Line count for "цветове": report how many lines in this material hold that string, with the number alone as the answer.
++++++
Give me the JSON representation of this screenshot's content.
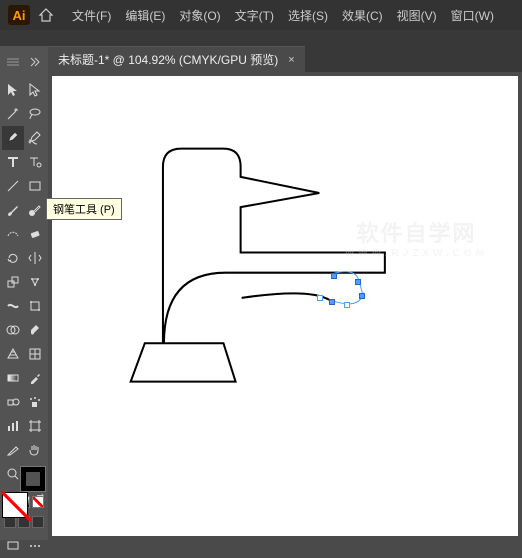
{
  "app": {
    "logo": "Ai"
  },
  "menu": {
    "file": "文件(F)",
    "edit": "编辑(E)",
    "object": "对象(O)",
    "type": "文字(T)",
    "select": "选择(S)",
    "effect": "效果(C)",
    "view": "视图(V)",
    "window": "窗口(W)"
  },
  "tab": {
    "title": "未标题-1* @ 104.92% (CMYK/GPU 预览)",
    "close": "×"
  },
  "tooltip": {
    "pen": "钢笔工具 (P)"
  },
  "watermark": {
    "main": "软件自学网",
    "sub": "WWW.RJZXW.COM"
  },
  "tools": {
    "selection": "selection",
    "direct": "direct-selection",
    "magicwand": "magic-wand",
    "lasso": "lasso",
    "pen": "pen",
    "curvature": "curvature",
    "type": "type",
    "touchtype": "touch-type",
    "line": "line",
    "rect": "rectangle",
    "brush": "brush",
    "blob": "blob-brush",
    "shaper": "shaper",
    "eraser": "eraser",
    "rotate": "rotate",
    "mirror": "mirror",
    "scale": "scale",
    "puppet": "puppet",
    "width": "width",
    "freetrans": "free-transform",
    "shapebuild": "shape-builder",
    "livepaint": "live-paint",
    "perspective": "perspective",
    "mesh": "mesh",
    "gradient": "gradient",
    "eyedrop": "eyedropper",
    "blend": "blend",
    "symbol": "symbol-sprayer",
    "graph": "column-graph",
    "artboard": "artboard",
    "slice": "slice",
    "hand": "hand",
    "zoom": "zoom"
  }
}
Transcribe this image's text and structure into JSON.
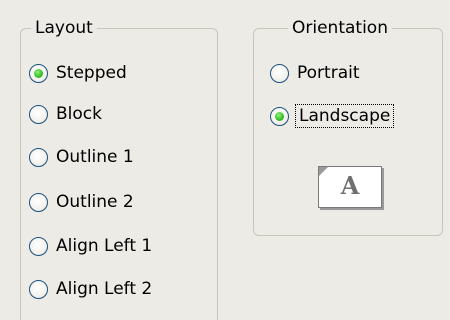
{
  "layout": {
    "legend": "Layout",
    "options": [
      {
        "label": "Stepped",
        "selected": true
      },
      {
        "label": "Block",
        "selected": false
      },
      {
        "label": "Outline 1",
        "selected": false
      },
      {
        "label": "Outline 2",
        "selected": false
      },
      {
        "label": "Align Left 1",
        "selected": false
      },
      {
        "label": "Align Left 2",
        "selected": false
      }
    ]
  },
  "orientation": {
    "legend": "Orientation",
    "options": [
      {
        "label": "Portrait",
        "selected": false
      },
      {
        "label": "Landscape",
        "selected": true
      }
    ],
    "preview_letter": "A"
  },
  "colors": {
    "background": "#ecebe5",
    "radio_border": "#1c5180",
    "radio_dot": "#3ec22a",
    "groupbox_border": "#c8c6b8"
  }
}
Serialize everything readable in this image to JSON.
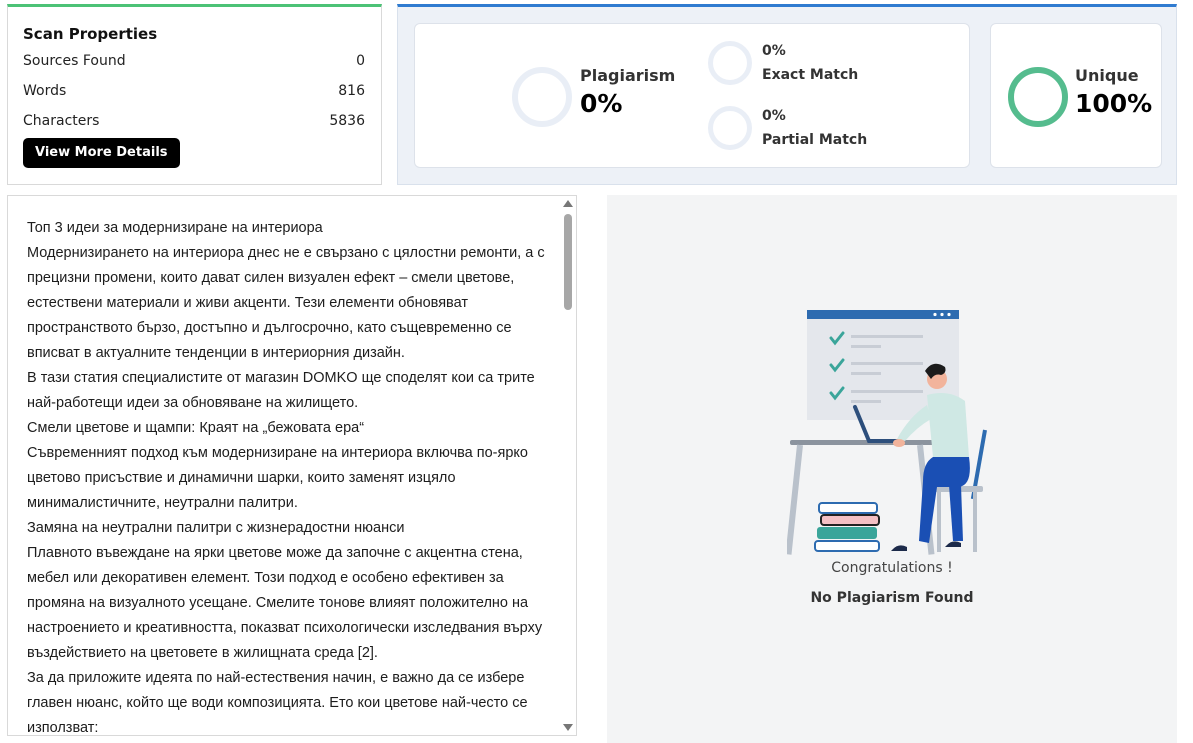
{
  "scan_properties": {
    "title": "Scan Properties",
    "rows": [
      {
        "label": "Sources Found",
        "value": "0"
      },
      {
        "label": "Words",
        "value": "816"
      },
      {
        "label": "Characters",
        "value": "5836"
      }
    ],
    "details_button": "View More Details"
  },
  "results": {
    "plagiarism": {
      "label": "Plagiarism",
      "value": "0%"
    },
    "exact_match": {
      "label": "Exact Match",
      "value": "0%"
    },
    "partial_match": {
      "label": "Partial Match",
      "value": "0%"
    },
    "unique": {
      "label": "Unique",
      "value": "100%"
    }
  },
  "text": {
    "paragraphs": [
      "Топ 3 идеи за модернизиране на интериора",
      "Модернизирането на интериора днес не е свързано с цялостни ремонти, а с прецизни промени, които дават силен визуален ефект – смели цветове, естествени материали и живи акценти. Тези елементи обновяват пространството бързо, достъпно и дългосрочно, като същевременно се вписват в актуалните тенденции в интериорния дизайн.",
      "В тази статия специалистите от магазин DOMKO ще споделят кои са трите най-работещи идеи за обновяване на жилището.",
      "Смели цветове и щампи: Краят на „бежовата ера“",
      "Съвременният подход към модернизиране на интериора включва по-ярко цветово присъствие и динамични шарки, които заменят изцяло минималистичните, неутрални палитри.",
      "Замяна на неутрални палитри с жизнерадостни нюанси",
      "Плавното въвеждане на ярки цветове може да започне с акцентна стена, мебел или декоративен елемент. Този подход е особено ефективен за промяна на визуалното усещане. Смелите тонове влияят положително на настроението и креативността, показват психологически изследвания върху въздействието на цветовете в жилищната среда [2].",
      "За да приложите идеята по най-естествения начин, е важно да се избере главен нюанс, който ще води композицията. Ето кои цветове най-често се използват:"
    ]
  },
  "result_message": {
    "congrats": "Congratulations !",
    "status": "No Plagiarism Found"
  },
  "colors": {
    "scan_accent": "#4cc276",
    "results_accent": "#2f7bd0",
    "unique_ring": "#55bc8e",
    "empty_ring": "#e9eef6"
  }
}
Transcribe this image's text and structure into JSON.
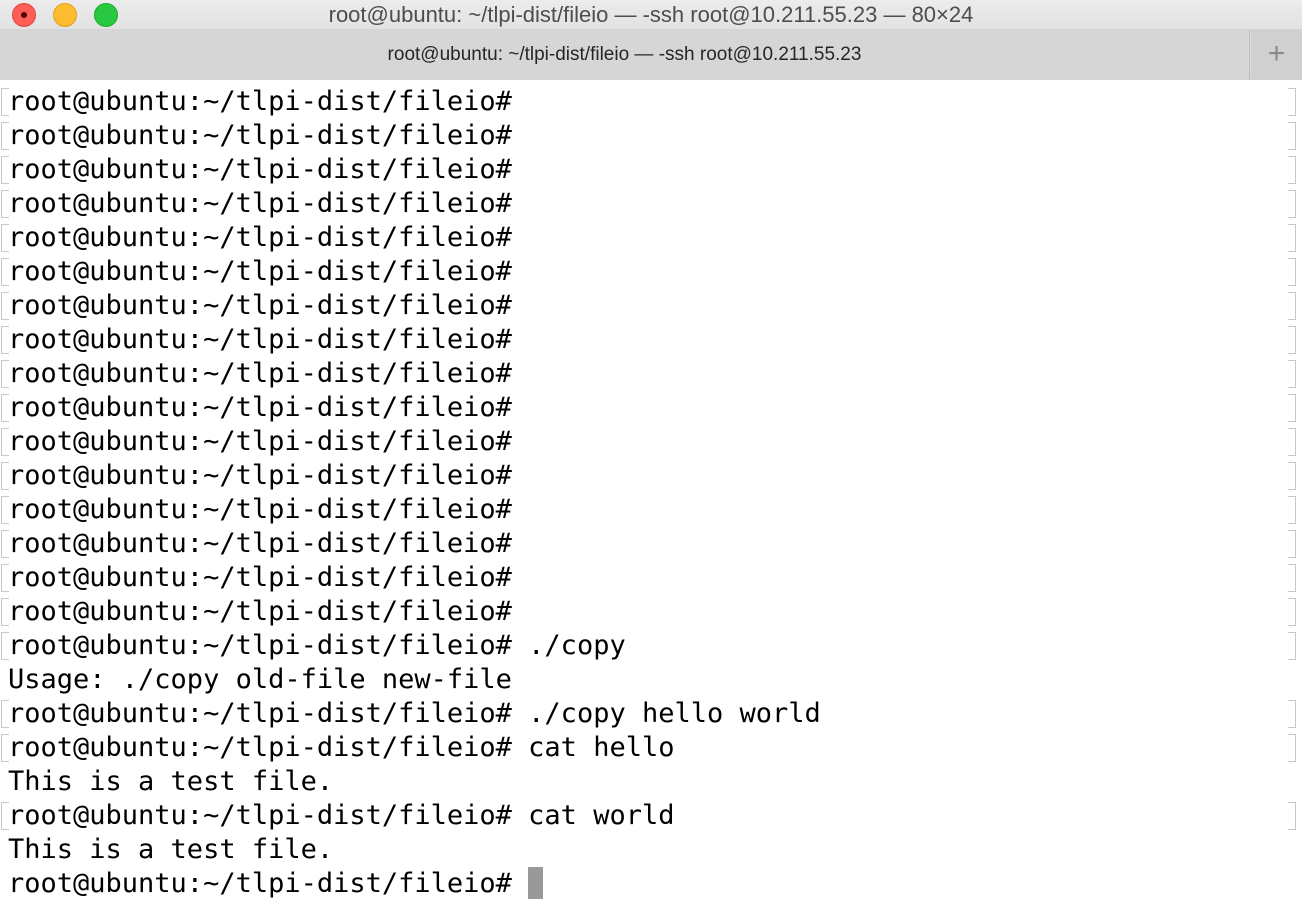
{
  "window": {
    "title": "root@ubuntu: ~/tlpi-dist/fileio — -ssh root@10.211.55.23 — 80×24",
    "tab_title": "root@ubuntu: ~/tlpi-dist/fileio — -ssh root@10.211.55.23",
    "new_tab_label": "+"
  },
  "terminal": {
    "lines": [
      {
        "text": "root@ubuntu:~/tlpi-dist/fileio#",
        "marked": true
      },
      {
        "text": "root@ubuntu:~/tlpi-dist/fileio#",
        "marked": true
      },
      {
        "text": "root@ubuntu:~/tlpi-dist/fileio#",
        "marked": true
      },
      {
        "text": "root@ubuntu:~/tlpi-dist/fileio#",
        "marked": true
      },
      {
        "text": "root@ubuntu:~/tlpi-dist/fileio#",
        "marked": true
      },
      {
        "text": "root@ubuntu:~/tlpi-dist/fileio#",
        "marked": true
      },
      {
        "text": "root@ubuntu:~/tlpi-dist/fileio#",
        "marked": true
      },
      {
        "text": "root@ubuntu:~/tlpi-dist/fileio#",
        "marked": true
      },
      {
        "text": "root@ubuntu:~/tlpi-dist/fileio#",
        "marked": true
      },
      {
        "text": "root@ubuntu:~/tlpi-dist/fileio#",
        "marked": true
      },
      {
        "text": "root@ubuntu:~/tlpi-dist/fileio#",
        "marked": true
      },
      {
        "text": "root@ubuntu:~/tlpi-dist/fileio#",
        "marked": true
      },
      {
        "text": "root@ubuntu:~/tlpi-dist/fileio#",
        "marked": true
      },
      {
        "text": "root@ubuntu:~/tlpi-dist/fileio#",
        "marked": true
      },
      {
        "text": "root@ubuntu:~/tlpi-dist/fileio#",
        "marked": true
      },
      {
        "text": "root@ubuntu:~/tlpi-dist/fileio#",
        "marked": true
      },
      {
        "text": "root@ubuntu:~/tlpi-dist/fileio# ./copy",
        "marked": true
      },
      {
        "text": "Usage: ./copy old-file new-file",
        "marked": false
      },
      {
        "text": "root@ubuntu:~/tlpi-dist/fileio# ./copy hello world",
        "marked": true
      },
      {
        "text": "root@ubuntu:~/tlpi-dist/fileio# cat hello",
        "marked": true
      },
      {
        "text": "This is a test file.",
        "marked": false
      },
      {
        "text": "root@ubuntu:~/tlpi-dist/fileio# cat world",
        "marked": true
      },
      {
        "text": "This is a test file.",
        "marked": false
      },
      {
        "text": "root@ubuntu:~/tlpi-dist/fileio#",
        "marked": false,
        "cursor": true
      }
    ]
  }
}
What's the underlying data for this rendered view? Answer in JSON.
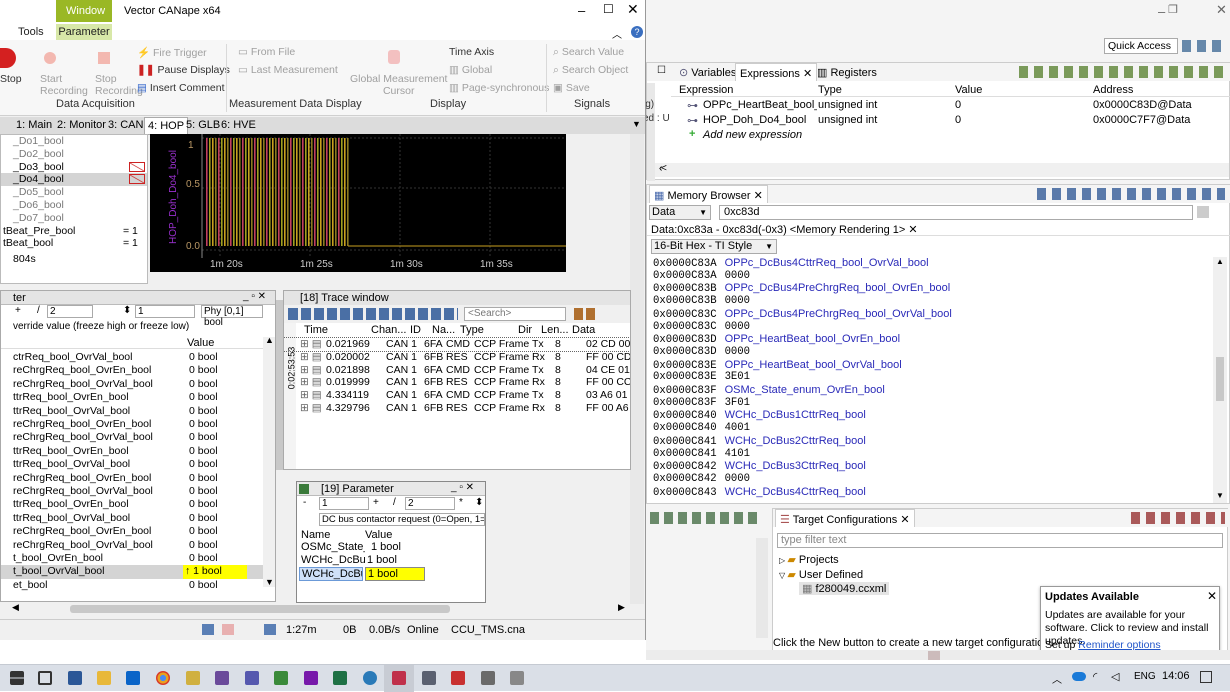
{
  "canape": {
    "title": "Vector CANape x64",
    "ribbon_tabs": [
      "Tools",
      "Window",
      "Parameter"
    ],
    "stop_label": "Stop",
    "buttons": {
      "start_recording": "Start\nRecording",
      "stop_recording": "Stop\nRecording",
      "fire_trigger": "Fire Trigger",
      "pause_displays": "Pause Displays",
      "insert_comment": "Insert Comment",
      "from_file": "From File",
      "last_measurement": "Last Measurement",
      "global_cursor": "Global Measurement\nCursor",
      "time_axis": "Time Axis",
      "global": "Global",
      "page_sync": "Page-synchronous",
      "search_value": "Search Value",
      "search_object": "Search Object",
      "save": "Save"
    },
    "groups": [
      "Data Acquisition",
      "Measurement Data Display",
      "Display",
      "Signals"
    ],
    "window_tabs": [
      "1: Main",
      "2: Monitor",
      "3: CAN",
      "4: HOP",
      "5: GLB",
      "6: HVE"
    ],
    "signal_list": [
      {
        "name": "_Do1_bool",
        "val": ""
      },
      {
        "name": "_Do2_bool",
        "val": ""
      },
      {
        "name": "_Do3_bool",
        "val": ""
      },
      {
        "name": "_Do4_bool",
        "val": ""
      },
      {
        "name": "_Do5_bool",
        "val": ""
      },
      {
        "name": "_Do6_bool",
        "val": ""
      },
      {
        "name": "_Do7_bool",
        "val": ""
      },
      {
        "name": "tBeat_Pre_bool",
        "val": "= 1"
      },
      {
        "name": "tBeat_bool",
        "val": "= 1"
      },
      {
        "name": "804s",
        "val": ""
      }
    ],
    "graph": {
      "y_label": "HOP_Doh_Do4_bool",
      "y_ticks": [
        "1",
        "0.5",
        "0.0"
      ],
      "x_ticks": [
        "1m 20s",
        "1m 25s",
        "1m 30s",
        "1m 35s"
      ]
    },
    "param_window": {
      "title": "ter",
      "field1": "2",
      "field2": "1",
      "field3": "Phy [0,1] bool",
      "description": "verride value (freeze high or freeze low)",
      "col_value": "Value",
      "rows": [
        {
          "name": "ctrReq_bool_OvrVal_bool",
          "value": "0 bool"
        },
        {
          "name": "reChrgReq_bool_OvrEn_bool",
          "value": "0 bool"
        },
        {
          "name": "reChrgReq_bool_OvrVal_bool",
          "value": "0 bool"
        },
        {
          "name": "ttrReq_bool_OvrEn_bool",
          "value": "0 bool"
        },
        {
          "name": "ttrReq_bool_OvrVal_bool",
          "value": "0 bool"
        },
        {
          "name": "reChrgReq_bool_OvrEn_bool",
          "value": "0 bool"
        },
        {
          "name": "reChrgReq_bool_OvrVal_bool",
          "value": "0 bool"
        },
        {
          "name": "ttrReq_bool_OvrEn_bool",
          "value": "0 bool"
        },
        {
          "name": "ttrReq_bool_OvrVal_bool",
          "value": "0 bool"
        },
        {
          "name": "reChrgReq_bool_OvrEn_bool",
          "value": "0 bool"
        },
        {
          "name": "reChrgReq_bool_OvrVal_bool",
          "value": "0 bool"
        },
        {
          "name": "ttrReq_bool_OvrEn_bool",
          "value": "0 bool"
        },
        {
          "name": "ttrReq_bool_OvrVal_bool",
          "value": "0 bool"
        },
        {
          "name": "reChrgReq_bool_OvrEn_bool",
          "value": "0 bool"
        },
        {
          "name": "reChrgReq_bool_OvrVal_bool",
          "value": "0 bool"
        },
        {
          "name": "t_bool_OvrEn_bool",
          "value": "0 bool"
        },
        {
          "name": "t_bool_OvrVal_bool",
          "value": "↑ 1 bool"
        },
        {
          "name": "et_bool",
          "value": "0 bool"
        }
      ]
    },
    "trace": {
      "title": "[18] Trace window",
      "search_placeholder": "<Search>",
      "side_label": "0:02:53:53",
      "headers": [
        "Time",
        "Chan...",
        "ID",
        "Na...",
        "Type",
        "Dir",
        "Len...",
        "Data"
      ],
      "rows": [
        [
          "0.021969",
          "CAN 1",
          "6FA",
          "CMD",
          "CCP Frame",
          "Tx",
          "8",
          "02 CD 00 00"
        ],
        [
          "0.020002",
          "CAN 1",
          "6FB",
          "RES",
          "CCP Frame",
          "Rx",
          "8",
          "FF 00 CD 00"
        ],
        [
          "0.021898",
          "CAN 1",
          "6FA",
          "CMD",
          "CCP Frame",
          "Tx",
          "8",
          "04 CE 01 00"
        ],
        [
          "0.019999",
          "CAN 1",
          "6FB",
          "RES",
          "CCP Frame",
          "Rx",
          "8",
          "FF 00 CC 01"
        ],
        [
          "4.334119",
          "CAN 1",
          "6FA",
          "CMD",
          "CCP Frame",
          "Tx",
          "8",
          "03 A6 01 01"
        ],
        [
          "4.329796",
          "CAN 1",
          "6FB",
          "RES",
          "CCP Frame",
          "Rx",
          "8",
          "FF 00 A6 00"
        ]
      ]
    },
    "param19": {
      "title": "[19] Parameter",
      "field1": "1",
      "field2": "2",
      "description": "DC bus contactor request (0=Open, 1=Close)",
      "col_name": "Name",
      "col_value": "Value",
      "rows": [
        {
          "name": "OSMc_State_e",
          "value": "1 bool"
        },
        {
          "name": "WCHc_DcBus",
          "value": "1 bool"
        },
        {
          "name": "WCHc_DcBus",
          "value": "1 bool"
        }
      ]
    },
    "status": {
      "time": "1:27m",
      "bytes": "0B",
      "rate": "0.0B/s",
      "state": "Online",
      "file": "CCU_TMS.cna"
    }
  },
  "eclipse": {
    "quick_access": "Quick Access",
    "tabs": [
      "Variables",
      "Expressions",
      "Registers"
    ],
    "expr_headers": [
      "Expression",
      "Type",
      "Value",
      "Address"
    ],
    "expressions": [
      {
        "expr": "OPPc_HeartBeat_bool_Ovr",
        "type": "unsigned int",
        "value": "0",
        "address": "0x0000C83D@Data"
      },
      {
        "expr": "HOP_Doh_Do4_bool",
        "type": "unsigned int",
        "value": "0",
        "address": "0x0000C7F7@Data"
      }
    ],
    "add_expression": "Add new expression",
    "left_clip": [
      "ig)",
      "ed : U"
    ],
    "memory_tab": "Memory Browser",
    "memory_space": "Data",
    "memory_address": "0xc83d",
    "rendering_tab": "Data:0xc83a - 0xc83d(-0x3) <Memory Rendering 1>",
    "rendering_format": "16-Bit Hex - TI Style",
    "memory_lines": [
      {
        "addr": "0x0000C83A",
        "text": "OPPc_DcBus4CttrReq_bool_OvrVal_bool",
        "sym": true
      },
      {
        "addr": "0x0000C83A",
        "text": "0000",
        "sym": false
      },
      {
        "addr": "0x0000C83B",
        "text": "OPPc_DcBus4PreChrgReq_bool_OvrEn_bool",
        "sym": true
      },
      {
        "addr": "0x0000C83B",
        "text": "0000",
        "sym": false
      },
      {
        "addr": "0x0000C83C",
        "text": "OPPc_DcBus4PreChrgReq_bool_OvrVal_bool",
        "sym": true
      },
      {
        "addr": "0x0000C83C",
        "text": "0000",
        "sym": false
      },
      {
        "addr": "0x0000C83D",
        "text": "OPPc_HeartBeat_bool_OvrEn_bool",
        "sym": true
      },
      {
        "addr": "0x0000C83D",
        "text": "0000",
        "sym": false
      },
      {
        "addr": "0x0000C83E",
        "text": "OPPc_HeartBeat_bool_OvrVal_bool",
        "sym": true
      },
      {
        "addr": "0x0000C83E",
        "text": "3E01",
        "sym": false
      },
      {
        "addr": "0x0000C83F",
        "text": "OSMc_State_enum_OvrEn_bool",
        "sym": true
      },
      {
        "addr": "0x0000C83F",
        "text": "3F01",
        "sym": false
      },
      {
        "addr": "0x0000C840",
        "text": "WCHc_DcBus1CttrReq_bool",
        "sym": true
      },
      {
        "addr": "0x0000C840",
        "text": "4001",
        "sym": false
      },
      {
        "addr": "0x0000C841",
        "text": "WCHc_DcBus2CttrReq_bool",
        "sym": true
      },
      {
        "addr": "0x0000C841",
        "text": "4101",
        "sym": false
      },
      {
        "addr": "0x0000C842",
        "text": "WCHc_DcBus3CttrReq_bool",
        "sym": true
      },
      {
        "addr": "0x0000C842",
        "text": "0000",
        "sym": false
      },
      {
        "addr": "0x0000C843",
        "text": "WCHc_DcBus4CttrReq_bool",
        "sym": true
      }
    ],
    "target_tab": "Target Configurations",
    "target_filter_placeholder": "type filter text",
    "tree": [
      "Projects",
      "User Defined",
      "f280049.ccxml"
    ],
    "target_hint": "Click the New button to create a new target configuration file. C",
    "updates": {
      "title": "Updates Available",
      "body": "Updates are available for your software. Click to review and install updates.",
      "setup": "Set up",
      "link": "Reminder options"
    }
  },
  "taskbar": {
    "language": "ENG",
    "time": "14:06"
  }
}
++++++
## Output for this exercise
4